How to get your gut-loving 30 plant points a week - The Gut Health Doctor(2022) Available online: https://www.theguthealthdoctor.com/how-to-get-your-gut-loving-30-plant-points-a-week/
Cribby. S, Taylor. M, Reid. G. Vaginal microbiota and the use of probiotics. Interdisciplinary perspectives on infectious diseases. 2008;2008, 256490.
Disclaimer: The information presented by Nature's Best is for informational purposes only. It is based on scientific studies (human, animal, or in vitro), clinical experience, or traditional usage as cited in each article. The results reported may not necessarily occur in all individuals. Self-treatment is not recommended for life-threatening conditions that require medical treatment under a doctor's care. For many of the conditions discussed, treatment with prescription or over the counter medication is also available. Consult your doctor, practitioner, and/or pharmacist for any health problem and before using any supplements or before making any changes in prescribed medications.

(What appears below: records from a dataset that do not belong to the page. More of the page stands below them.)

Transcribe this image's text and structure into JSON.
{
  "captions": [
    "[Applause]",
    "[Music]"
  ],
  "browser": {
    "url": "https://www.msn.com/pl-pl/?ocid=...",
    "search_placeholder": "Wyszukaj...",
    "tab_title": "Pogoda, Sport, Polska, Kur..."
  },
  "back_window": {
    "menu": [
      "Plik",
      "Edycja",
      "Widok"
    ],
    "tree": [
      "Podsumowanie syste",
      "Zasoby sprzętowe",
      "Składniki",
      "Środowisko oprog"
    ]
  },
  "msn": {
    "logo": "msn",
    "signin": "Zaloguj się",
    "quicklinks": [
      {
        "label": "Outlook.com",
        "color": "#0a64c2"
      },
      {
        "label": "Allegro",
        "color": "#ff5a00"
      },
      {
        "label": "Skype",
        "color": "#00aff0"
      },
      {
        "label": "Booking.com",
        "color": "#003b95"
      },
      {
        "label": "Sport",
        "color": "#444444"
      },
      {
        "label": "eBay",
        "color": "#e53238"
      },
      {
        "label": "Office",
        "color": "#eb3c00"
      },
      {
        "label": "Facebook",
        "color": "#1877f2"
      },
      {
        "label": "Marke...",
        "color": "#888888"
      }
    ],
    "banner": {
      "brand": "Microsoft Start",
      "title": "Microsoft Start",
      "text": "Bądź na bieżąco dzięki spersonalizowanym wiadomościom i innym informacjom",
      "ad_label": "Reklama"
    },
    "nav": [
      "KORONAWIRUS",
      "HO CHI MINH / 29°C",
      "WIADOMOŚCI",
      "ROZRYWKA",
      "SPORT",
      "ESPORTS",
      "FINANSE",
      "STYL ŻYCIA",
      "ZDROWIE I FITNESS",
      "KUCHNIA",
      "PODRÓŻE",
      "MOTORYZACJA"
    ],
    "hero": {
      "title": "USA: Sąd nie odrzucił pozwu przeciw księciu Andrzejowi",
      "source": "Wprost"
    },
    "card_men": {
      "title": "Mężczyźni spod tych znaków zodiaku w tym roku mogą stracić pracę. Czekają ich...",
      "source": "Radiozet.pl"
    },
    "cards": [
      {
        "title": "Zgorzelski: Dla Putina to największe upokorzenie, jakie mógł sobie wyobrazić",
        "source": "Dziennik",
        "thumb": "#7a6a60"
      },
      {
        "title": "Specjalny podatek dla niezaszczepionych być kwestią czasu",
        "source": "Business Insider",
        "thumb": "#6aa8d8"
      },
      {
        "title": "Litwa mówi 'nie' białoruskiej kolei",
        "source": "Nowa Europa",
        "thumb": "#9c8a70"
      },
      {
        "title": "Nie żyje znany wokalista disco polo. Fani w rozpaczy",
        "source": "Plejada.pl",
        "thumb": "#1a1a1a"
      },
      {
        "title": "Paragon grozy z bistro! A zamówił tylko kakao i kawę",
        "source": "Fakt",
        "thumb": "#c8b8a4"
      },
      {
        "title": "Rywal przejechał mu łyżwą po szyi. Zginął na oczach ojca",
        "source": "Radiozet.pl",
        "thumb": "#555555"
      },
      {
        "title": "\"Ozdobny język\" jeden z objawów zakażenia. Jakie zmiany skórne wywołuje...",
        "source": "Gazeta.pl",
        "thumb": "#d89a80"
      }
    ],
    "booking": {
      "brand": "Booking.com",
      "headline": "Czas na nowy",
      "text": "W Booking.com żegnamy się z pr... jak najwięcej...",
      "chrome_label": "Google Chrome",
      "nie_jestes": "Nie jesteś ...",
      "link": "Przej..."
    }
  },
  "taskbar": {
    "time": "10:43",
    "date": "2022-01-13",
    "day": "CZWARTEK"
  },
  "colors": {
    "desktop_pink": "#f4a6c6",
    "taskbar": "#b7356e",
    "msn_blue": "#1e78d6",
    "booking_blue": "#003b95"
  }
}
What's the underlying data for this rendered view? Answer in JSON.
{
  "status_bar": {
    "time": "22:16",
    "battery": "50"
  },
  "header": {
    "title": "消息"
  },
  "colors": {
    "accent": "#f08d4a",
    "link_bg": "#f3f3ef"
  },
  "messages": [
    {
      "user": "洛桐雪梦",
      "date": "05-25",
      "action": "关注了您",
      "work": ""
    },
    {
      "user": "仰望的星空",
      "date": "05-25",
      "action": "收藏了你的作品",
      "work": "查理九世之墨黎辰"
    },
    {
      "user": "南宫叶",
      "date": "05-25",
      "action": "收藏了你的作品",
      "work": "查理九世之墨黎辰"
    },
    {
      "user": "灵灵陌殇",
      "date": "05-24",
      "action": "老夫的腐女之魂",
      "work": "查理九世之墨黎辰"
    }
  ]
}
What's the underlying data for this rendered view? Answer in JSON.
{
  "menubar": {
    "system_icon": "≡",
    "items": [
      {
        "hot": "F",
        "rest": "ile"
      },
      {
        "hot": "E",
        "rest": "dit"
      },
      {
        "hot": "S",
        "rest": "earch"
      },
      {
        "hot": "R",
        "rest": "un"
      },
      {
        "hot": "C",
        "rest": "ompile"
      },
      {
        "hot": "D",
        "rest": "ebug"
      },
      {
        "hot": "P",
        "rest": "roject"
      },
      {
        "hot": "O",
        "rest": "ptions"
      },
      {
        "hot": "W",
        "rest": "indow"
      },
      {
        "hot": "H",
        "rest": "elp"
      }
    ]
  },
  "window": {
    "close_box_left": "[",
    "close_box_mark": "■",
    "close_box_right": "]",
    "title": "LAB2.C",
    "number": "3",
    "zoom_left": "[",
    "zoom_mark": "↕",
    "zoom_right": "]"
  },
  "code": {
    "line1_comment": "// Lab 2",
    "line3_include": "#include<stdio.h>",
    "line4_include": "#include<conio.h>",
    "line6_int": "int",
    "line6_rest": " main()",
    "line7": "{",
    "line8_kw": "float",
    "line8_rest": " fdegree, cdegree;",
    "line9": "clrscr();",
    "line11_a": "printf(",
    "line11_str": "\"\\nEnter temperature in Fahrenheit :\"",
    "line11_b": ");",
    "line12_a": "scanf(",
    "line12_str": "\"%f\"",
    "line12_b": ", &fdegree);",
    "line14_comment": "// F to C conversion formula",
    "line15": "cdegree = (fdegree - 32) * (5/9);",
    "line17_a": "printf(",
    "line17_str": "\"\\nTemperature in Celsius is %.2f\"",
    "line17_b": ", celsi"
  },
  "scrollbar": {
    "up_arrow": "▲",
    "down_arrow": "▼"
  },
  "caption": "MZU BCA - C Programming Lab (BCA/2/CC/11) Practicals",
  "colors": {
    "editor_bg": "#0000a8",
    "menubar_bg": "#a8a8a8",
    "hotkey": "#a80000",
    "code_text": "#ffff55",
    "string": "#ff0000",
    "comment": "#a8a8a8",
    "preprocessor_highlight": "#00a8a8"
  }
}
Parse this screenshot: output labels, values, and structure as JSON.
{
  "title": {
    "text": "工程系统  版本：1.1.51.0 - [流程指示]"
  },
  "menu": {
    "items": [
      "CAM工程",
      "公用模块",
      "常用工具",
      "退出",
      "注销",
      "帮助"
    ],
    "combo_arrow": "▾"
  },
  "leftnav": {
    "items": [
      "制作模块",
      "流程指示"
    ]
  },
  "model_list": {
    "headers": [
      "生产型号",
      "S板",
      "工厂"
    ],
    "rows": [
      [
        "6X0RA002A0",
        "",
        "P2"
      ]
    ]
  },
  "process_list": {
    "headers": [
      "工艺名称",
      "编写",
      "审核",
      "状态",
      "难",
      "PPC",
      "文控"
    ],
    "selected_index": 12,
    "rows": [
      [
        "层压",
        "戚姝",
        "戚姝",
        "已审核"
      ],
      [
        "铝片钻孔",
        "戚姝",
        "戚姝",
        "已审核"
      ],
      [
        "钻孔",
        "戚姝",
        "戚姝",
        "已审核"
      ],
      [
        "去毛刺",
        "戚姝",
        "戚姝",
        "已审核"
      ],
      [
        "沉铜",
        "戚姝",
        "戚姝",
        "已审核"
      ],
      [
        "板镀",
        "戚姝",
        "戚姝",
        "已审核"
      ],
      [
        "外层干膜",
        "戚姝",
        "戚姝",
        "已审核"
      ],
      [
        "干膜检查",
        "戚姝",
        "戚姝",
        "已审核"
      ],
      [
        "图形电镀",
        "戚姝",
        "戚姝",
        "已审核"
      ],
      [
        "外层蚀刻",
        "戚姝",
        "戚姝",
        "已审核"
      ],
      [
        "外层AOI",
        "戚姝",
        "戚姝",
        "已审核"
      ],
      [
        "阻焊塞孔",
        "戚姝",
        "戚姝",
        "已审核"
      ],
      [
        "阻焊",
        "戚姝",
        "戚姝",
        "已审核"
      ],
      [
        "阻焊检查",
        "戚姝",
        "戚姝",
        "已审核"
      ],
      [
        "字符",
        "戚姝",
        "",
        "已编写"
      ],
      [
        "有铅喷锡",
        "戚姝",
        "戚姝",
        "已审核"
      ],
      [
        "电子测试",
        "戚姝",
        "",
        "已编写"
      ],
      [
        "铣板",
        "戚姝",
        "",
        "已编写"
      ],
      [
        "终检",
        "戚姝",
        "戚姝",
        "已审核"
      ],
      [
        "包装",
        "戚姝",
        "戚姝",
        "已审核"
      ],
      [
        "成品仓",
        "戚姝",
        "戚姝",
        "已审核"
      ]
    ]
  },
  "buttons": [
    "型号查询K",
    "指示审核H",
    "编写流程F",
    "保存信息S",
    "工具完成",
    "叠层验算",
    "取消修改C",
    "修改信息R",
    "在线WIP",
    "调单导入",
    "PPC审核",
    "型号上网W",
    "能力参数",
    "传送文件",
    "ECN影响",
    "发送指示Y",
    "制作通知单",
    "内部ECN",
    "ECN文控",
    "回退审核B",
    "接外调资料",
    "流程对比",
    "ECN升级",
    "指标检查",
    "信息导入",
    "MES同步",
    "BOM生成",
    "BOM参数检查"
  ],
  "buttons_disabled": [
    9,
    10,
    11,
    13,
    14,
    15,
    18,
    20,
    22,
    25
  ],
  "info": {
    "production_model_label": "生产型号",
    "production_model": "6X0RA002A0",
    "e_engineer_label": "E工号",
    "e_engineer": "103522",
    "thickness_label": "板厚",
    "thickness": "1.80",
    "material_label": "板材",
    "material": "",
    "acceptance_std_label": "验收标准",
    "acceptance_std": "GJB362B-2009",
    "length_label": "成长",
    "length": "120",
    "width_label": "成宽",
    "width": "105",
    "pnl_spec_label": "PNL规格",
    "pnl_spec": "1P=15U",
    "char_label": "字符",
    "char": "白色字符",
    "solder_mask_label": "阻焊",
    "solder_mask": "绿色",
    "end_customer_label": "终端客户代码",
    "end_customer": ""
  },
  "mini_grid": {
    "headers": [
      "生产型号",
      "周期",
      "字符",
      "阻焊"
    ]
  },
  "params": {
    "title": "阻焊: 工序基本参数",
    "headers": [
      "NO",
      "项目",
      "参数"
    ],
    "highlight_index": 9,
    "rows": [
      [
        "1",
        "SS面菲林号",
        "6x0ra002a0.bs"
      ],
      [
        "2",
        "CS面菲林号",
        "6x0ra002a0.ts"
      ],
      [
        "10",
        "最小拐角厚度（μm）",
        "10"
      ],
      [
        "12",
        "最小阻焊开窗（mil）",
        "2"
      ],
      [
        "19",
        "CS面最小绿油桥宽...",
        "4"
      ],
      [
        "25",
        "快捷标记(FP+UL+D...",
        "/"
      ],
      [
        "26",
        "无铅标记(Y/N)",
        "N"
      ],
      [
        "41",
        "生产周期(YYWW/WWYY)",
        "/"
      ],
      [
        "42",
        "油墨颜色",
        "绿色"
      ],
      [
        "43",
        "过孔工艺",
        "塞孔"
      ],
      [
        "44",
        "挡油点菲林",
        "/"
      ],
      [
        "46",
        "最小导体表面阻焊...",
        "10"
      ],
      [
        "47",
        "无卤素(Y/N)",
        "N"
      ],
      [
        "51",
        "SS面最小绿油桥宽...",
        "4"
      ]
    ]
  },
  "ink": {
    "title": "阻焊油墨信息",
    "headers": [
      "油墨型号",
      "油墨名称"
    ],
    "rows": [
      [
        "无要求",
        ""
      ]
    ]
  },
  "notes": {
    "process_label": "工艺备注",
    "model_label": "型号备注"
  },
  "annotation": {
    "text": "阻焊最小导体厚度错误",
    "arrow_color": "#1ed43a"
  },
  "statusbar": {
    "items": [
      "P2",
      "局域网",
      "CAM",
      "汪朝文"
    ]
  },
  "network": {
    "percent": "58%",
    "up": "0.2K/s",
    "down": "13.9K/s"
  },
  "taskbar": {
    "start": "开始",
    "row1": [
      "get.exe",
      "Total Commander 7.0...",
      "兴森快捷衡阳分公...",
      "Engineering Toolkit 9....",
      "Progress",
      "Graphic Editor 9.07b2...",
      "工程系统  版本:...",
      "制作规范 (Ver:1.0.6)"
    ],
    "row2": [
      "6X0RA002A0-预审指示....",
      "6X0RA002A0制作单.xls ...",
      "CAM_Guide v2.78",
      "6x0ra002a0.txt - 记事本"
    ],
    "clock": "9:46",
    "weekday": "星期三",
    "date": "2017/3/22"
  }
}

Olivia Salter has always been an avid health nut. After graduating from the University of Bristol, she began working for a nutritional consultancy where she discovered her passion for all things wellness-related. There, she executed much of the company’s content marketing strategy and found her niche in health writing, publishing articles in Women’s Health, Mind Body Green, Thrive and Psychologies.